I know it's because of the space taken up by the rear cassette. But why not just make the hub narrower, and not make it asymmetrical? Sure, the drive-side hub flange must be moved inboard to make room for a big cassette. But why not move the other flange inboard as well?
The spokes must be at an angle to provide lateral stiffness to the wheel. However, the wheel must be in static equilibrium, so on a dished wheel with different spoke angles on each side, the drive side and non drive side spokes must be in different tension, or else have different diameter or spoke count. This is well known. But why go to the trouble? Why not move the non drive side flange in as well, and use the same spoke tension on both sides?
Suppose on the drive side, the spoke flange is offset 20mm from the hub centerline, but on the left, the flange is offset 40mm. Obviously, 20mm of offset is sufficient offset for the drive side, in order to impart sufficient strength and stiffness to the wheel. In fact, I postulate that the larger offset of the non drive side is unable to add additional stiffness vs. the 20mm offset of the drive side because the wheel must be in equilibrium. Any additional offset of the non drive side must be compensated for by looser spoke tension, anyway, giving no benefit. So why not just make it 20mm on both sides, and reap the benefits of a shorter, stiffer axle?
It cannot be true that dish provides a laterally or vertically stiffer wheel. The wheel must be in equilibrium, so the stiffness of a dished wheel should be the same as a wheel where both flanges were simply the same distance from centerline as the drive side. In other words, the drive side is the limiting factor. The only advantage I can see to dishing is that the lower spoke tension on the non drive side might allow thinner (but longer!) spokes and thinner hub flange, saving weight. But this seems unlikely to compensate for the weight savings that could be had with a shorter axle.

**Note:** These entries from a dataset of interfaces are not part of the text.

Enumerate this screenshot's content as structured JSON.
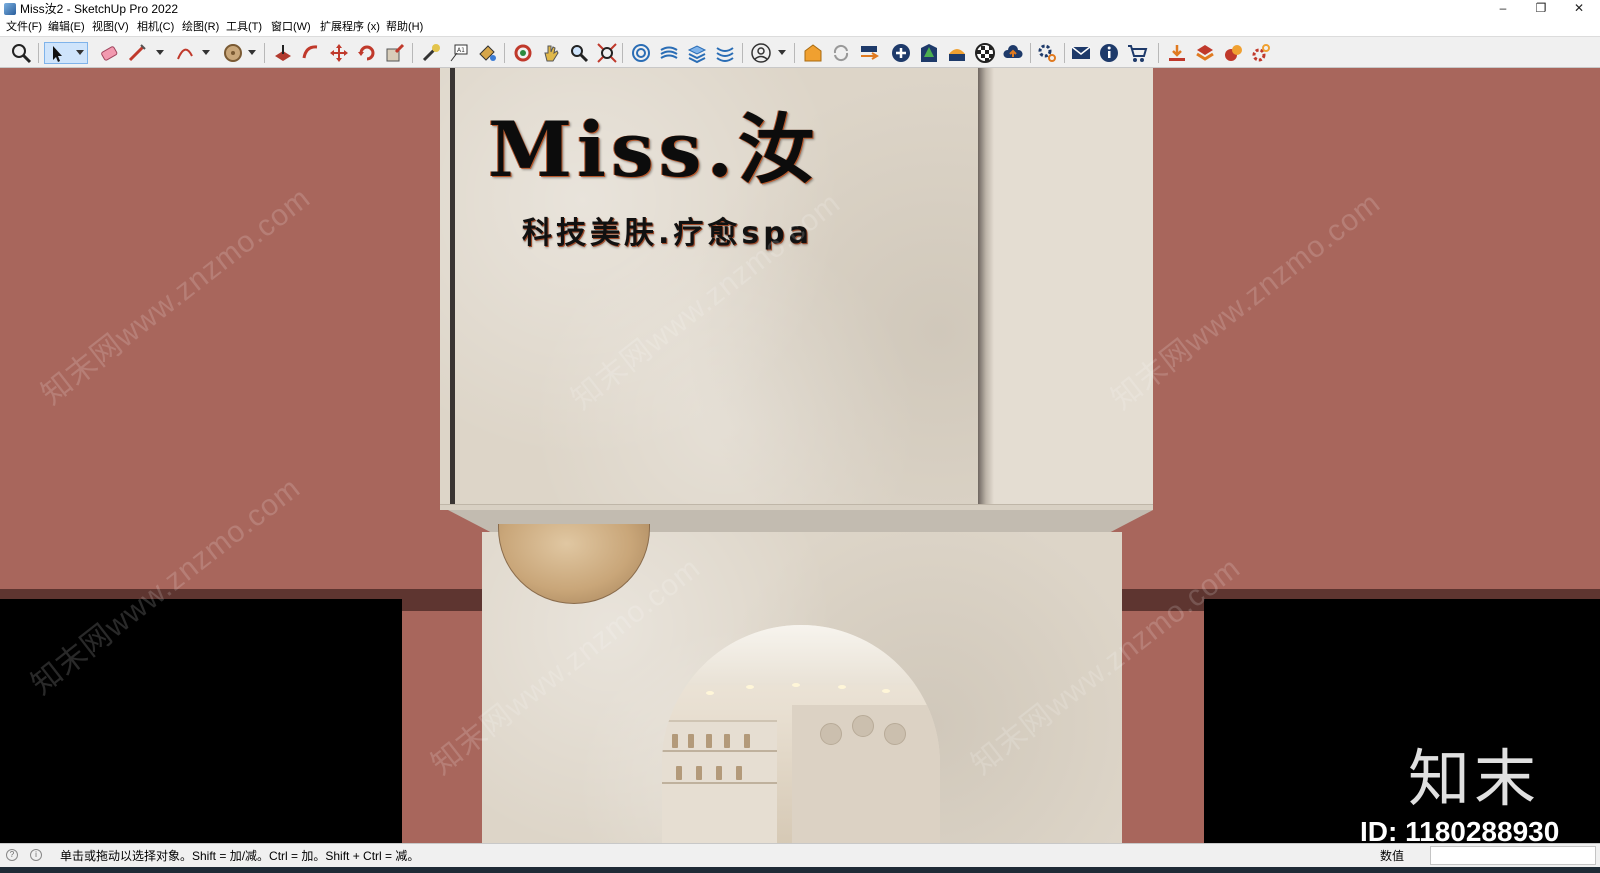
{
  "window": {
    "title": "Miss汝2 - SketchUp Pro 2022",
    "minimize": "–",
    "restore": "❐",
    "close": "✕"
  },
  "menu": [
    "文件(F)",
    "编辑(E)",
    "视图(V)",
    "相机(C)",
    "绘图(R)",
    "工具(T)",
    "窗口(W)",
    "扩展程序 (x)",
    "帮助(H)"
  ],
  "toolbar_icons": [
    "zoom-icon",
    "select-icon",
    "eraser-icon",
    "pencil-icon",
    "arc-icon",
    "circle-icon",
    "push-pull-icon",
    "offset-icon",
    "move-icon",
    "rotate-icon",
    "scale-icon",
    "tape-measure-icon",
    "text-icon",
    "paint-bucket-icon",
    "orbit-icon",
    "pan-icon",
    "zoom-extents-icon",
    "zoom-window-icon",
    "section-plane-icon",
    "sandbox-icon",
    "layers-icon",
    "styles-icon",
    "account-icon",
    "warehouse-icon",
    "sync-icon",
    "export-icon",
    "add-icon",
    "tree-icon",
    "material-icon",
    "checker-icon",
    "cloud-upload-icon",
    "settings-icon",
    "mail-icon",
    "info-icon",
    "cart-icon",
    "import-icon",
    "component-icon",
    "render-icon",
    "gear-plugin-icon"
  ],
  "scene": {
    "logo": "Miss.汝",
    "tagline": "科技美肤.疗愈spa",
    "watermark_text": "知末网www.znzmo.com",
    "brand": "知末",
    "id_label": "ID: 1180288930"
  },
  "status": {
    "hint": "单击或拖动以选择对象。Shift = 加/减。Ctrl = 加。Shift + Ctrl = 减。",
    "measurements_label": "数值",
    "measurements_value": ""
  },
  "colors": {
    "wall": "#a8665c",
    "band": "#5e3530",
    "stone": "#ddd5c8",
    "panel": "#000000"
  }
}
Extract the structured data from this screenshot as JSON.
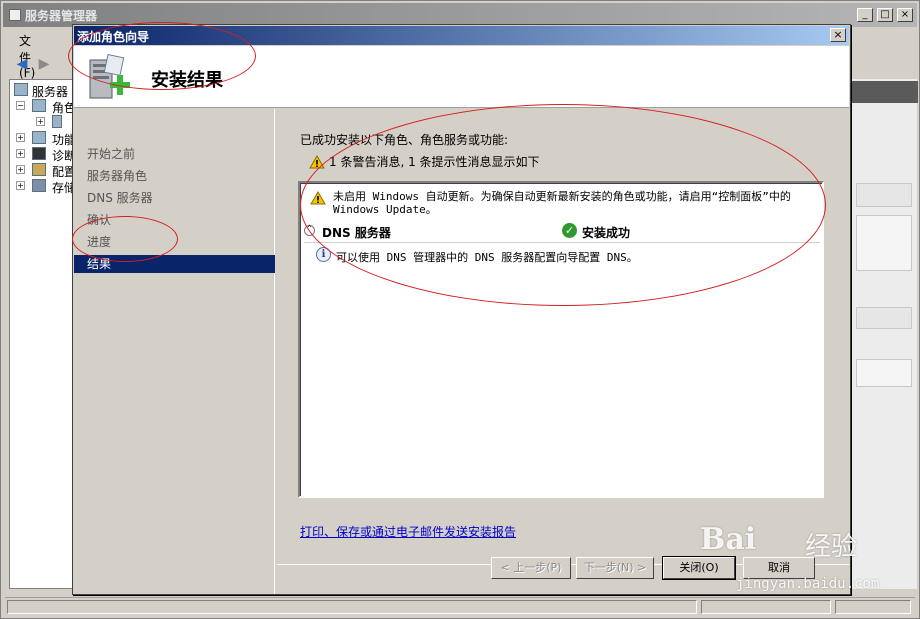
{
  "main_window": {
    "title": "服务器管理器",
    "menu": {
      "file": "文件(F)"
    },
    "tree": [
      {
        "label": "服务器"
      },
      {
        "label": "角色"
      },
      {
        "label": ""
      },
      {
        "label": "功能"
      },
      {
        "label": "诊断"
      },
      {
        "label": "配置"
      },
      {
        "label": "存储"
      }
    ]
  },
  "wizard": {
    "title": "添加角色向导",
    "close_glyph": "×",
    "header_title": "安装结果",
    "nav": [
      {
        "label": "开始之前",
        "active": false
      },
      {
        "label": "服务器角色",
        "active": false
      },
      {
        "label": "DNS 服务器",
        "active": false
      },
      {
        "label": "确认",
        "active": false
      },
      {
        "label": "进度",
        "active": false
      },
      {
        "label": "结果",
        "active": true
      }
    ],
    "heading": "已成功安装以下角色、角色服务或功能:",
    "summary": "1 条警告消息, 1 条提示性消息显示如下",
    "results": {
      "warning_text": "未启用 Windows 自动更新。为确保自动更新最新安装的角色或功能，请启用“控制面板”中的 Windows Update。",
      "role_name": "DNS 服务器",
      "role_status": "安装成功",
      "info_text": "可以使用 DNS 管理器中的 DNS 服务器配置向导配置 DNS。"
    },
    "report_link": "打印、保存或通过电子邮件发送安装报告",
    "buttons": {
      "prev": "< 上一步(P)",
      "next": "下一步(N) >",
      "close": "关闭(O)",
      "cancel": "取消"
    }
  },
  "watermark": {
    "logo": "Bai",
    "suffix": "经验",
    "url": "jingyan.baidu.com"
  },
  "colors": {
    "dialog_titlebar": "#0a246a",
    "nav_active": "#0a246a",
    "annotation": "#d42020",
    "link": "#0000cc",
    "success": "#2e9a2e",
    "warning": "#f5c400"
  }
}
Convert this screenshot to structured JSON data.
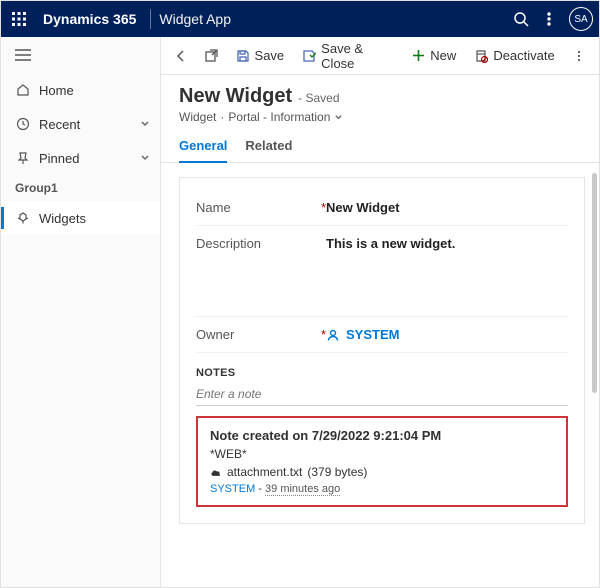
{
  "topbar": {
    "brand": "Dynamics 365",
    "app_name": "Widget App",
    "user_initials": "SA"
  },
  "sidebar": {
    "items": [
      {
        "label": "Home"
      },
      {
        "label": "Recent"
      },
      {
        "label": "Pinned"
      },
      {
        "label": "Widgets"
      }
    ],
    "group_label": "Group1"
  },
  "commands": {
    "save": "Save",
    "save_close": "Save & Close",
    "new": "New",
    "deactivate": "Deactivate"
  },
  "record": {
    "title": "New Widget",
    "saved_status": "- Saved",
    "entity": "Widget",
    "form": "Portal - Information"
  },
  "tabs": [
    "General",
    "Related"
  ],
  "fields": {
    "name": {
      "label": "Name",
      "value": "New Widget",
      "required": true
    },
    "description": {
      "label": "Description",
      "value": "This is a new widget."
    },
    "owner": {
      "label": "Owner",
      "value": "SYSTEM",
      "required": true
    }
  },
  "notes": {
    "heading": "NOTES",
    "placeholder": "Enter a note",
    "item": {
      "title": "Note created on 7/29/2022 9:21:04 PM",
      "body": "*WEB*",
      "attachment": {
        "name": "attachment.txt",
        "size": "(379 bytes)"
      },
      "author": "SYSTEM",
      "time_ago": "39 minutes ago"
    }
  }
}
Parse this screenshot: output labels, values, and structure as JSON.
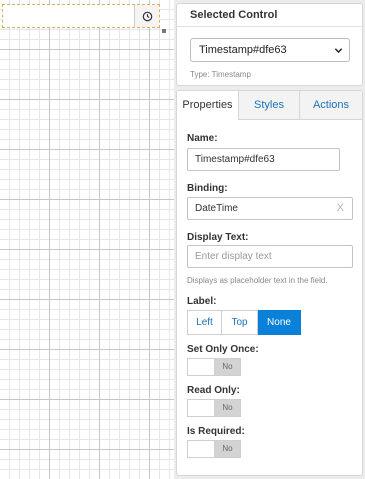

Another possible reason is an aesthetic desire for a laterally symmetrical frame dropout spacing. But in a world of Lefty forks, is this really a barrier?
I thought of this after seeing a heavy duty touring bike with an un-dished rear wheel.